(Provided data)
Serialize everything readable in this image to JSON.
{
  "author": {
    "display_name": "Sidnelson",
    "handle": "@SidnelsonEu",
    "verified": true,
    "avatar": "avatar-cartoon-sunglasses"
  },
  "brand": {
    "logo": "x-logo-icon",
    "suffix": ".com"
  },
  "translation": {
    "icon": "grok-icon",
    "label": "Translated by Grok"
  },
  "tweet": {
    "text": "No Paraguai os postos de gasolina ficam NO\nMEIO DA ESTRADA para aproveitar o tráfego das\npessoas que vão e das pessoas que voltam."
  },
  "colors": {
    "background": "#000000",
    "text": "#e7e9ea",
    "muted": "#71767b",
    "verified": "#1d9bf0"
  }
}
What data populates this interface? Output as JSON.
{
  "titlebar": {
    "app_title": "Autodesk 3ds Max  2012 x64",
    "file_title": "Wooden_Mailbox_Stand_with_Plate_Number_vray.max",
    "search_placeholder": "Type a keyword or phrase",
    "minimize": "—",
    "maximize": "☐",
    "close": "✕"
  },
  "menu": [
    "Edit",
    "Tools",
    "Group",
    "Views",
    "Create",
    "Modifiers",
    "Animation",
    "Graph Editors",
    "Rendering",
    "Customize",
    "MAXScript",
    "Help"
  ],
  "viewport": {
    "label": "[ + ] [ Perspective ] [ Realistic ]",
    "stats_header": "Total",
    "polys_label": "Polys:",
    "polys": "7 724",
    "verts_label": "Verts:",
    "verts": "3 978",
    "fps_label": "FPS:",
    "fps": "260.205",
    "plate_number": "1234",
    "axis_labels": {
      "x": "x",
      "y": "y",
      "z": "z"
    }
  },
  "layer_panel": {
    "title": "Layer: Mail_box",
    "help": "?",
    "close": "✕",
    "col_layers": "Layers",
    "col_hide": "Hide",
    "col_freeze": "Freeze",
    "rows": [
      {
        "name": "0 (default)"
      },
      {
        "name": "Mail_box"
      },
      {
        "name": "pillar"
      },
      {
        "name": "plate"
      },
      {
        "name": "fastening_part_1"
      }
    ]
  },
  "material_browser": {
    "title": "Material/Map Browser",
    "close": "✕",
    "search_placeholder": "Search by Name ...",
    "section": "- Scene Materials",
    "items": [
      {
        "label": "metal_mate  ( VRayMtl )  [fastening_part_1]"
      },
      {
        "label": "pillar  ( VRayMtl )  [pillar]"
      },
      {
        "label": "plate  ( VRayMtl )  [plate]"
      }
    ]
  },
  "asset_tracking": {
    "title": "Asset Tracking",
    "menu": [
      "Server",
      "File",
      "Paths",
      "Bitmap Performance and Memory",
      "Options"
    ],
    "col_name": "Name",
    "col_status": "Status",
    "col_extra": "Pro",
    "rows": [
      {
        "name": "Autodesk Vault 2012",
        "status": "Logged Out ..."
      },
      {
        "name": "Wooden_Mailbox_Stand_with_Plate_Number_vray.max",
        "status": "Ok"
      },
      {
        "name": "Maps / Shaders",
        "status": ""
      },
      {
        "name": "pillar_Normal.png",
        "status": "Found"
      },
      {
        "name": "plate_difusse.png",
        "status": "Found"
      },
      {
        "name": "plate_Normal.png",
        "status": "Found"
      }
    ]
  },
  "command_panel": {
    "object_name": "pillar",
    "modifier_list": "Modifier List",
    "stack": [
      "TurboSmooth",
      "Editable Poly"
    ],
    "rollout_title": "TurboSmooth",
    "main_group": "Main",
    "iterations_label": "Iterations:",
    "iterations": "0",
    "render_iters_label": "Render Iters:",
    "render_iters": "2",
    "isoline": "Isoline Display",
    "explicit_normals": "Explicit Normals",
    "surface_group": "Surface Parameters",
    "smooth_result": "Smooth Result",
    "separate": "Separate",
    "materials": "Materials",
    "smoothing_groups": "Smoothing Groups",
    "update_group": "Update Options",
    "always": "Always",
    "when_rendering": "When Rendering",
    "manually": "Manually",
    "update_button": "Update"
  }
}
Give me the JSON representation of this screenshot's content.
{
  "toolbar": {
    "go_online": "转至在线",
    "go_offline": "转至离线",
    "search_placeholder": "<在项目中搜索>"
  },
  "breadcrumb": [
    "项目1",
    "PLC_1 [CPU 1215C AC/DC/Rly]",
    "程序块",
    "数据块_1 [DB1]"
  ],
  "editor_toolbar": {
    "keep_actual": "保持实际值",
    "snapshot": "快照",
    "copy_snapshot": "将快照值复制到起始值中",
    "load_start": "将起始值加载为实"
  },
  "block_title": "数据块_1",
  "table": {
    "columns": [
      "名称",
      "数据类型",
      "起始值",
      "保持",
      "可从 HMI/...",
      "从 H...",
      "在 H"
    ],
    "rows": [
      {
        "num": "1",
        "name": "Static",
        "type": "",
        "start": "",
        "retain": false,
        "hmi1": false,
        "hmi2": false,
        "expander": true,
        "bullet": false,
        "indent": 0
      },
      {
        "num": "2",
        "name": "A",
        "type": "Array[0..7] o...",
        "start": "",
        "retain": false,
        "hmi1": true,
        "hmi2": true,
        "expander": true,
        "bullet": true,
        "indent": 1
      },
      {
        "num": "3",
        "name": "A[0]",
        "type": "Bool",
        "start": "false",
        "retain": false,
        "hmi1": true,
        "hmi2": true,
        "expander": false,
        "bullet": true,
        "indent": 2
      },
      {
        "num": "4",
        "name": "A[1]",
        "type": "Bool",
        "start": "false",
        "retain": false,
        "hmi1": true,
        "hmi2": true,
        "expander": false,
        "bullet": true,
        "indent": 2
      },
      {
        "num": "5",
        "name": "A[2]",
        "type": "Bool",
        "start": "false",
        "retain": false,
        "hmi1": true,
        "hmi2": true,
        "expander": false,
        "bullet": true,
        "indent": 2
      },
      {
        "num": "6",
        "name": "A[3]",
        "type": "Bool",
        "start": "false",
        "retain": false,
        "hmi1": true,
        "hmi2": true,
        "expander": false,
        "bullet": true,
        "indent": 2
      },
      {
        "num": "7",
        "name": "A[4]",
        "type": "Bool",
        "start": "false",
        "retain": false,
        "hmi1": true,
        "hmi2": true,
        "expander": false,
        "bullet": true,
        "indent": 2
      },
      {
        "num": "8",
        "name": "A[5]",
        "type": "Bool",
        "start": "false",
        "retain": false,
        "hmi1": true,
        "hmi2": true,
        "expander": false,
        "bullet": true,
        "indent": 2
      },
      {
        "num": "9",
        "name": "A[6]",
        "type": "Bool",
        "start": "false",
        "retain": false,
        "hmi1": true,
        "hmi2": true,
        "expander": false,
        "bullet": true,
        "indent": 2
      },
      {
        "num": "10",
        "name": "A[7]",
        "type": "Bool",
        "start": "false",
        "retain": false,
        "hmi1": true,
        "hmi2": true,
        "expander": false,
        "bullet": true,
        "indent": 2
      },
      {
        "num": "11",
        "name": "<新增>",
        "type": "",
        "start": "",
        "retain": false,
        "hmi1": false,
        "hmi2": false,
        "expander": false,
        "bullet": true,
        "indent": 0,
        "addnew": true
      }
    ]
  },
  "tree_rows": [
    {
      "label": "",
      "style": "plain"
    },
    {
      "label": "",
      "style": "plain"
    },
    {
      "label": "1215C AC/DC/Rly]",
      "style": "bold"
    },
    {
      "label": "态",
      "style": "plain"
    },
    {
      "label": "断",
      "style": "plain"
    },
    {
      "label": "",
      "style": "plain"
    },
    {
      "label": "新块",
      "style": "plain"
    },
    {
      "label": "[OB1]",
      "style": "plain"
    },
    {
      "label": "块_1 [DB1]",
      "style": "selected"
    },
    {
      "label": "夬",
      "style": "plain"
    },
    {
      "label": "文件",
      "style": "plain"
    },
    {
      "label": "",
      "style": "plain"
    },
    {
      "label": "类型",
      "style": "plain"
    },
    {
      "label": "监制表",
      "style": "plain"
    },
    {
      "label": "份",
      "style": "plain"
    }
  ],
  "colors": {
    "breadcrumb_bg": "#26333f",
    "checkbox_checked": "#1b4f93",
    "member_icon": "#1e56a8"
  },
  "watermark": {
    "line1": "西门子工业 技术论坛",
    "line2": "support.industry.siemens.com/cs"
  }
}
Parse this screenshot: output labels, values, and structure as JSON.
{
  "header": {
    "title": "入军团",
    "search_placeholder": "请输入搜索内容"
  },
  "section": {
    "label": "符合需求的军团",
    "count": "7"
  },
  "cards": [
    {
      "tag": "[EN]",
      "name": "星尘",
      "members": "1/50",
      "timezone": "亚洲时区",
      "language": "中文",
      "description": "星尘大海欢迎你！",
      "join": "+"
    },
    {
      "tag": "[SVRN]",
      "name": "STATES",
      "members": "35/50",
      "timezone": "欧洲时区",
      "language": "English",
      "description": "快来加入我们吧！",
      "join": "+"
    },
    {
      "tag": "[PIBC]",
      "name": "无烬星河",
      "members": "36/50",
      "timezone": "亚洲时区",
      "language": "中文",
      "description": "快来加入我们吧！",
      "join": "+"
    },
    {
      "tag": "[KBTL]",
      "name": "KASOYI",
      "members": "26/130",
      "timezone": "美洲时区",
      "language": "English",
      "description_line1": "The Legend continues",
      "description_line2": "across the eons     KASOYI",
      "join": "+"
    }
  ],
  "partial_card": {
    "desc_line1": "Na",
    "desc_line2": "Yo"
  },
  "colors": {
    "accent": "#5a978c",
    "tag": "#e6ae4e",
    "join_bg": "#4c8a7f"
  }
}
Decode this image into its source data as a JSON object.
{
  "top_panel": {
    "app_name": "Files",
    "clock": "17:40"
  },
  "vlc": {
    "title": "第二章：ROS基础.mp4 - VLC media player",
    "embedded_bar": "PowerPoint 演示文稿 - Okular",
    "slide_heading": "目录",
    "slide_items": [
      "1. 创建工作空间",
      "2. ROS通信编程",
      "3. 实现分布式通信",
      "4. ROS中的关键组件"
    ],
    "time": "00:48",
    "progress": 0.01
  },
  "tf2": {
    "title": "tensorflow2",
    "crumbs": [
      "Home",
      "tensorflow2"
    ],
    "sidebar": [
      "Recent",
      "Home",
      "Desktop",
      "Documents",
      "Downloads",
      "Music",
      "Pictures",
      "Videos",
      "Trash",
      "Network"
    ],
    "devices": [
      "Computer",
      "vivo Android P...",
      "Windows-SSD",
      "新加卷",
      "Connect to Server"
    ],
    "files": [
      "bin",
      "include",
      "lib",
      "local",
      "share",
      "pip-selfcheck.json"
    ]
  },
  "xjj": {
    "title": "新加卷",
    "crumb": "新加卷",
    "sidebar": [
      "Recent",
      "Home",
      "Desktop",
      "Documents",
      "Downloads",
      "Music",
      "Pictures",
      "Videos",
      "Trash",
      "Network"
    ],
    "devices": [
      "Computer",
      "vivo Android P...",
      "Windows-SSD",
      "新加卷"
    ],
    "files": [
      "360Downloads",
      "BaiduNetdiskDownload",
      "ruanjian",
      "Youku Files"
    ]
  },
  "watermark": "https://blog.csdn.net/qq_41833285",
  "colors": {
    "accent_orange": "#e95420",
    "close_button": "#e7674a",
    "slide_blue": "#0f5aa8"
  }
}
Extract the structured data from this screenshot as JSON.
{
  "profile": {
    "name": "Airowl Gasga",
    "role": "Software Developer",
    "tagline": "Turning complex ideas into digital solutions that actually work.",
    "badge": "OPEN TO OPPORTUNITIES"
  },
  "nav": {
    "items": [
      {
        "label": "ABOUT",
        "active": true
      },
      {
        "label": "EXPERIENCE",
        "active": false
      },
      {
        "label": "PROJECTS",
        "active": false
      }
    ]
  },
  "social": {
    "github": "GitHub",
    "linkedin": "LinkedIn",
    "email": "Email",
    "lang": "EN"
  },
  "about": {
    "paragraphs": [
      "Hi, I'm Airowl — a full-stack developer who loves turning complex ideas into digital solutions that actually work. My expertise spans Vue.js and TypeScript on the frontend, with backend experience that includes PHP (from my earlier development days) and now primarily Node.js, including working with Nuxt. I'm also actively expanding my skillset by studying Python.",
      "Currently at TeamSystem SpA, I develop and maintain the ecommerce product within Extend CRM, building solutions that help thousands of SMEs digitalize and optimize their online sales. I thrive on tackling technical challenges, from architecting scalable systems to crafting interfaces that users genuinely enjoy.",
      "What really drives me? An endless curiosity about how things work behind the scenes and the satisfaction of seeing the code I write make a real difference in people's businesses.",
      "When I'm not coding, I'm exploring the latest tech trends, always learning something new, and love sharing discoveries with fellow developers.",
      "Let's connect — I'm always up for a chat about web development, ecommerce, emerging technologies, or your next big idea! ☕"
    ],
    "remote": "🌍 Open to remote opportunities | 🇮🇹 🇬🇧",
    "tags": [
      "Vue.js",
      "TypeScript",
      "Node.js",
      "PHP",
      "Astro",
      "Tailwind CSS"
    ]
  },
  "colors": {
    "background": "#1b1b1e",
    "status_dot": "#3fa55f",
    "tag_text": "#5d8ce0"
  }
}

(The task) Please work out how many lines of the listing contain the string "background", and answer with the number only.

(Solution for this exercise) 2